Perhaps no town has endured the wholesale degradation of women as much as El Placer, which is reached by a bone-jarring journey on rutted, dirt roads. The town, just north of the border with Ecuador, is a collection of modest cinderblock homes, many of them decaying in the Amazonian sun and overrun with weeds and bugs.
Fewer than 2,000 people live in the hamlet today. But it was once home to nearly three times as many, bustling with schoolchildren and markets where peasant farmers sold their crops.
Maria Estela Guerrero, whose family was among those that founded El Placer, has written a long song about how the community was plunged into despair and violence when paramilitaries arrived one Sunday in 1999 to battle rebels over the region’s lucrative drug crops.
“Our streets were covered in blood,” she sang on a recent night to a flickering light. “They had schools where they trained. They had places where they tortured.”
Allied with the Colombian army, the paramilitaries were an illegal militia of hardened fighters that used terror to erode support for the rebels. Their forte: massacres of villagers. And in the group’s first big incursion to El Placer, they killed 11 villagers.
With no state presence in El Placer or other nearby hamlets, the paramilitaries stayed for seven years, their occupation ending only when the national paramilitary movement disarmed in 2006.
What really marked the paramilitary occupation was how women became virtual slaves — forced to cook and clean, forced into prostitution. Some women were accused of being rebels and were raped and killed. Other women deemed undesirable, such as prostitutes who were HIV-positive, were also killed. Researchers from Historic Memory said these kinds of crimes were predominantly carried out by paramilitaries during the conflict, though in El Placer it was on a greater scale than in other communities.
“What they wanted to do, they did, especially when it came to women,” says Jose Elias Benavides, a community leader. “They abused them a lot and they made them do what they wanted. They detained girls, young women on the roads and they took them to the places where they were.”
Lasting Legacy Of Violence
At El Placer’s school, Alba Gelpud, a veteran teacher, remembers how paramilitary commanders would barge into classrooms and take out girls they liked, the teachers powerless to put up a defense against heavily armed men. Girls as young as 12 became prostitutes and in some cases, became pregnant.
“Those girls lost it all,” Gelpud says.
Girls who fought back, like Paula Andrea Caicedo, were no match for the violent gunmen, who offered money so the girls would be with them.
But if the girls resisted, the men would rape them and take them away. Sometimes, the girls disappeared.

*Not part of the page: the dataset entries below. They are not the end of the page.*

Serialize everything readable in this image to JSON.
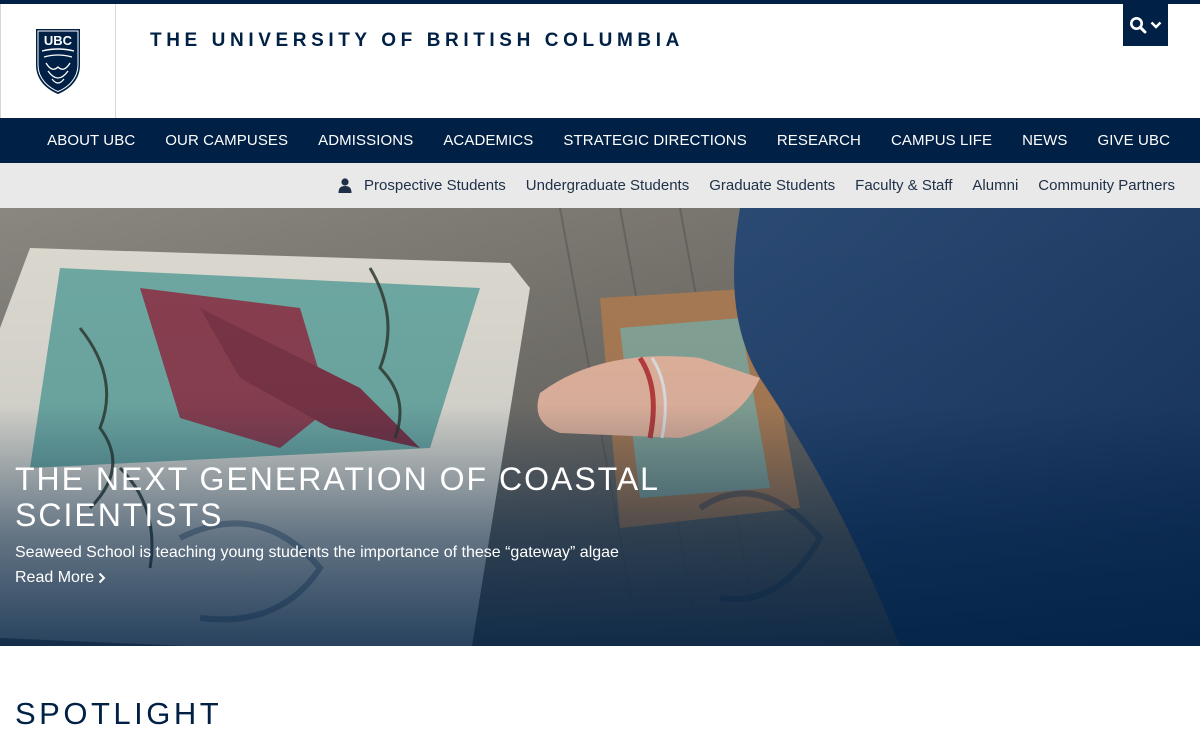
{
  "header": {
    "wordmark": "THE UNIVERSITY OF BRITISH COLUMBIA",
    "logo_text": "UBC",
    "search_icon": "search-icon",
    "search_toggle_icon": "chevron-down-icon"
  },
  "main_nav": {
    "items": [
      {
        "label": "ABOUT UBC"
      },
      {
        "label": "OUR CAMPUSES"
      },
      {
        "label": "ADMISSIONS"
      },
      {
        "label": "ACADEMICS"
      },
      {
        "label": "STRATEGIC DIRECTIONS"
      },
      {
        "label": "RESEARCH"
      },
      {
        "label": "CAMPUS LIFE"
      },
      {
        "label": "NEWS"
      },
      {
        "label": "GIVE UBC"
      }
    ]
  },
  "audience_nav": {
    "icon": "person-icon",
    "items": [
      {
        "label": "Prospective Students"
      },
      {
        "label": "Undergraduate Students"
      },
      {
        "label": "Graduate Students"
      },
      {
        "label": "Faculty & Staff"
      },
      {
        "label": "Alumni"
      },
      {
        "label": "Community Partners"
      }
    ]
  },
  "hero": {
    "title": "THE NEXT GENERATION OF COASTAL SCIENTISTS",
    "subtitle": "Seaweed School is teaching young students the importance of these “gateway” algae",
    "link_label": "Read More",
    "link_icon": "chevron-right-icon"
  },
  "spotlight": {
    "heading": "SPOTLIGHT"
  },
  "colors": {
    "brand_navy": "#002145",
    "audience_bar": "#e9e9e9",
    "white": "#ffffff"
  }
}
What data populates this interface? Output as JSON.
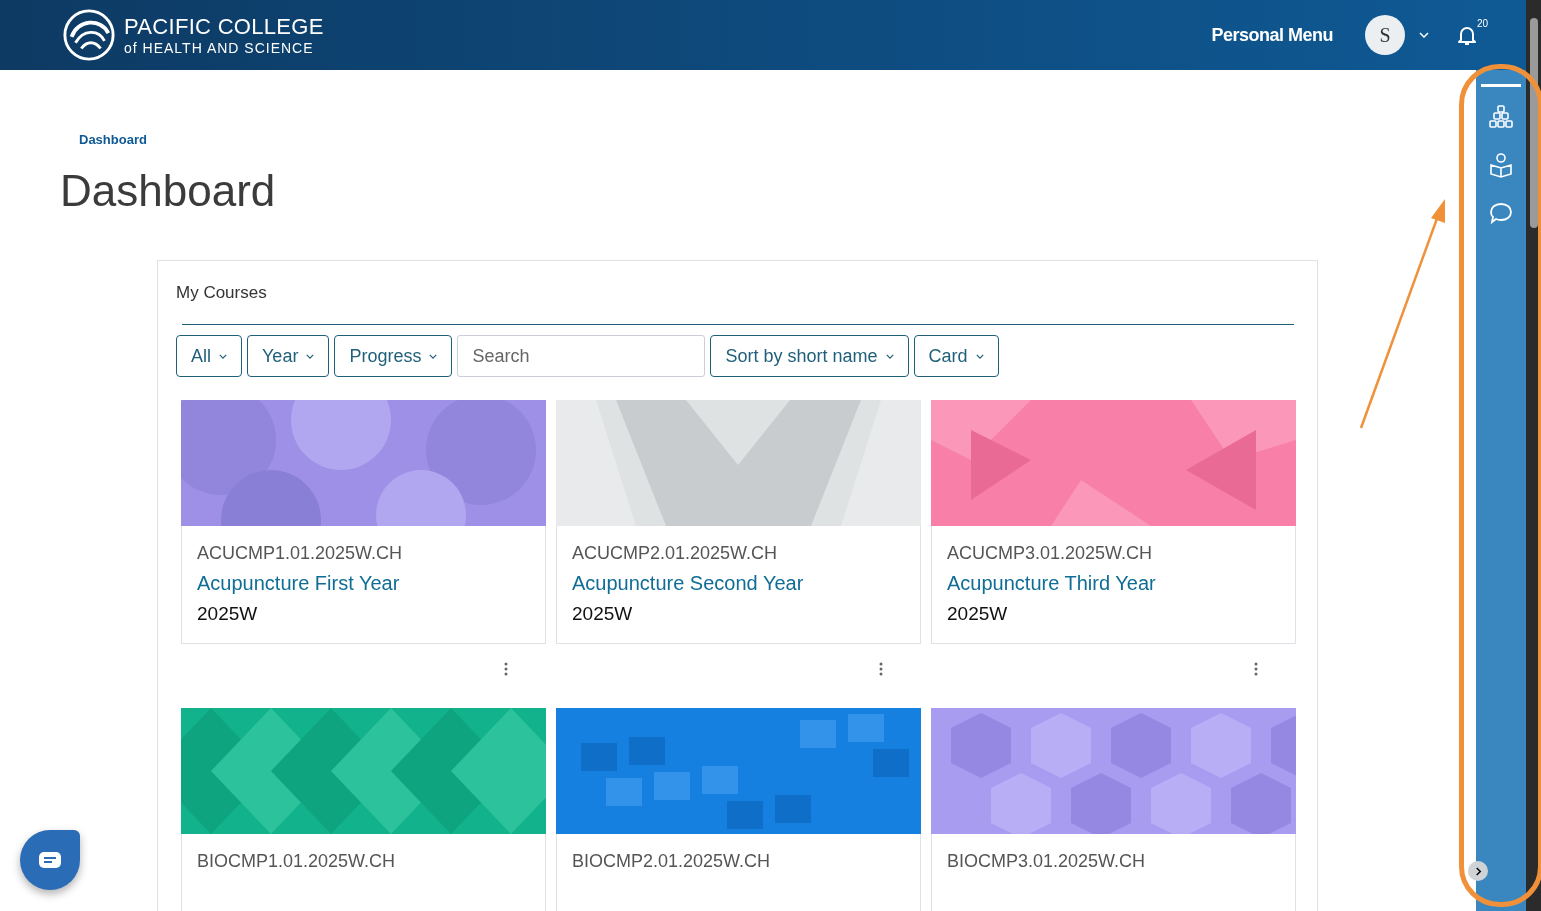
{
  "header": {
    "logo_line1": "PACIFIC COLLEGE",
    "logo_line2": "of HEALTH AND SCIENCE",
    "personal_menu": "Personal Menu",
    "avatar_initial": "S",
    "notifications_count": "20"
  },
  "breadcrumb": [
    "Dashboard"
  ],
  "page_title": "Dashboard",
  "my_courses": {
    "title": "My Courses",
    "filters": [
      {
        "kind": "dropdown",
        "label": "All"
      },
      {
        "kind": "dropdown",
        "label": "Year"
      },
      {
        "kind": "dropdown",
        "label": "Progress"
      },
      {
        "kind": "search",
        "placeholder": "Search"
      },
      {
        "kind": "dropdown",
        "label": "Sort by short name"
      },
      {
        "kind": "dropdown",
        "label": "Card"
      }
    ],
    "courses": [
      {
        "code": "ACUCMP1.01.2025W.CH",
        "name": "Acupuncture First Year",
        "term": "2025W"
      },
      {
        "code": "ACUCMP2.01.2025W.CH",
        "name": "Acupuncture Second Year",
        "term": "2025W"
      },
      {
        "code": "ACUCMP3.01.2025W.CH",
        "name": "Acupuncture Third Year",
        "term": "2025W"
      },
      {
        "code": "BIOCMP1.01.2025W.CH"
      },
      {
        "code": "BIOCMP2.01.2025W.CH"
      },
      {
        "code": "BIOCMP3.01.2025W.CH"
      }
    ]
  }
}
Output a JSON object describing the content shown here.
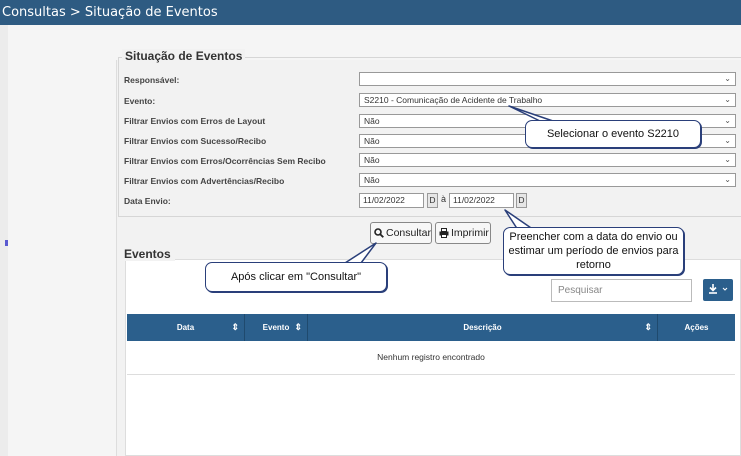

Caicedo was just 15 when she was lured into the town’s paramilitary headquarters and raped. The ordeal traumatizes her to this day, she says, making her question her self-worth.
“Sometimes I feel I’m not a fit mother, that it’s better to be dead,” says Caicedo, who is now 25, weeping. She now has two children she raises on her own. But she talks of how sometimes she simply wants to end her life.
Brigitte Carreño, the young woman who was attacked at age 12, understands the trauma all too well. After being raped by a paramilitary commander known to townspeople as “Coco,” she was attacked by others. All of them told her that her father, a grocer in town, would die if she spoke up.
“I had to go to where they were,” she says, explaining how as a young girl, she believed that not showing up would mean the sure death of her father.
Carreño’s family eventually fled El Placer.
On a recent day, Carreño returned to El Placer for a visit. She said some things are good in her life — she has a 7-year-old daughter and a close-knit family. But the memories remain horrible, she says.
“To remember is so hard,” she says, “I have a life where I just don’t trust people.”
And like El Placer itself, she wonders if she’ll ever recover.